Judging a property based on curb appeal alone is a common mistake new real estate investors frequently make. While it’s natural to form an opinion based on personal bias, instead, try to be neutral.  Is the property I'm buying going to be desirable to some set of tenants?  Different things are going to matter to different people. It’s about whether the property will drive the kind of returns you're looking for. It's not an emotional buy like it would be for a home. You're looking at  the data! What's my return? Where do I want to invest? Where will I see the biggest returns hypothetically?


As an investor, location should be an important factor in your purchase decision. Is the city growing? Does it have a diversified economy? Did a major company recently re-locate there or open a second headquarters? What about the neighborhood? How are the schools?  What kinds of nearby amenities are there? Do a little research on the market(s) you're considering (this can actually be kind of fun and exciting) to get an idea of what's happening in the area. 


The company you keep will define who you are as an investor. It will also help you  or hurt you in getting the most out of your investment properties.
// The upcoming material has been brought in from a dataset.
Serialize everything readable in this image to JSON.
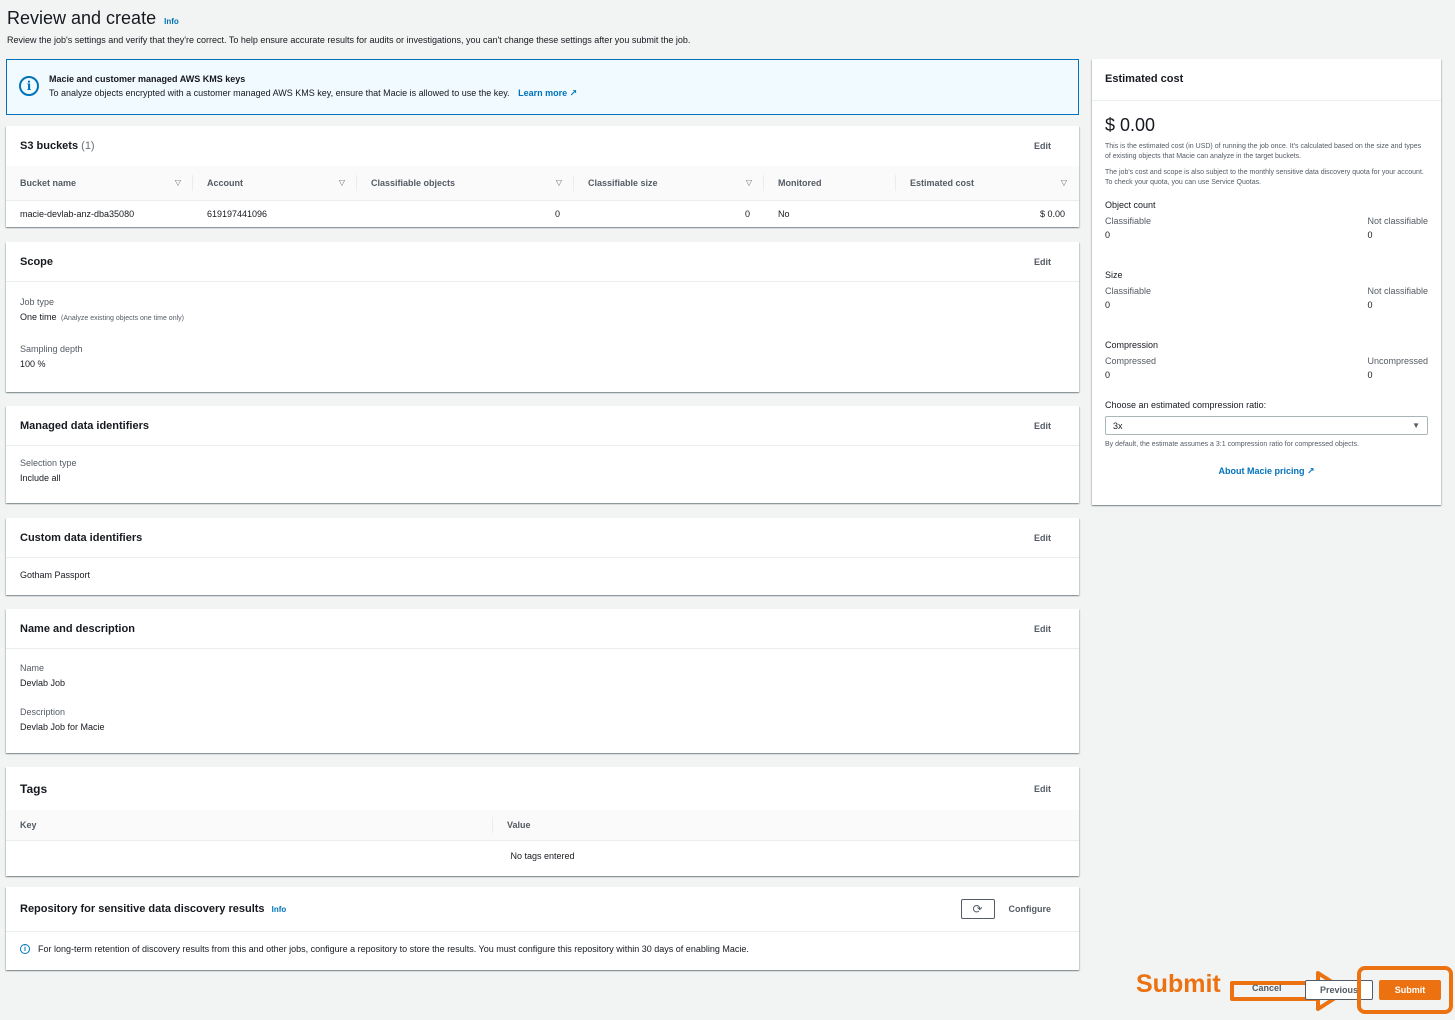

By leveraging the tools, data and connections of today, with the knowledge and services of traditional real estate professionals; the possibilities increase tenfold. From property managers and real estate agents, to handy apps and software, to innovative marketplaces which provide turnkey properties services online, they all have value to provide.

  1.  Own where you live before you buy a rental: Suggesting it’s necessary to own your home before you can become an investor is an increasingly outdated school of thought. 
  2. Only buy where you live: The idea that you have to purchase all of your rental properties near where you live, because it will give you the access and security to handle issues as they arise.
  3. You need to spend a lot of time working on/managing your properties: If you decide to go with the self-managed investing approach, you will clock a lot of hours into your property. There is the passive approach, which is to separate investing from the day-to-day tasks of being a landlord. Hire a property management company.
  4. Needing a lot of money to get started: For as little as 20% down, you can own a quality investment property that generates passive income and helps you build long-term wealth. While 20% doesn't come easy and certainly 20% of anything isn't chump change for the everyday investor, but saving up for that down payment is definitely attainable with a plan and a budget.
  5. Waiting for the next crash before investing: If there’s one guarantee, it’s this: no one can fully predict the future real estate market. Rather, focus on the fact that you can’t predict the future but you can prepare for it.
  6.  Paying for the seminar that’s being advertised to you. While all of this is important, above all else, I advise caution and pause before forking over thousands of dollars to just any local real estate seminars.  It's hard to measure what kind of ROI you'll get out of this, if any. There are so many fantastic (and free) educational resources for real estate investors, some of our favorites being podcasts, forums and blogs.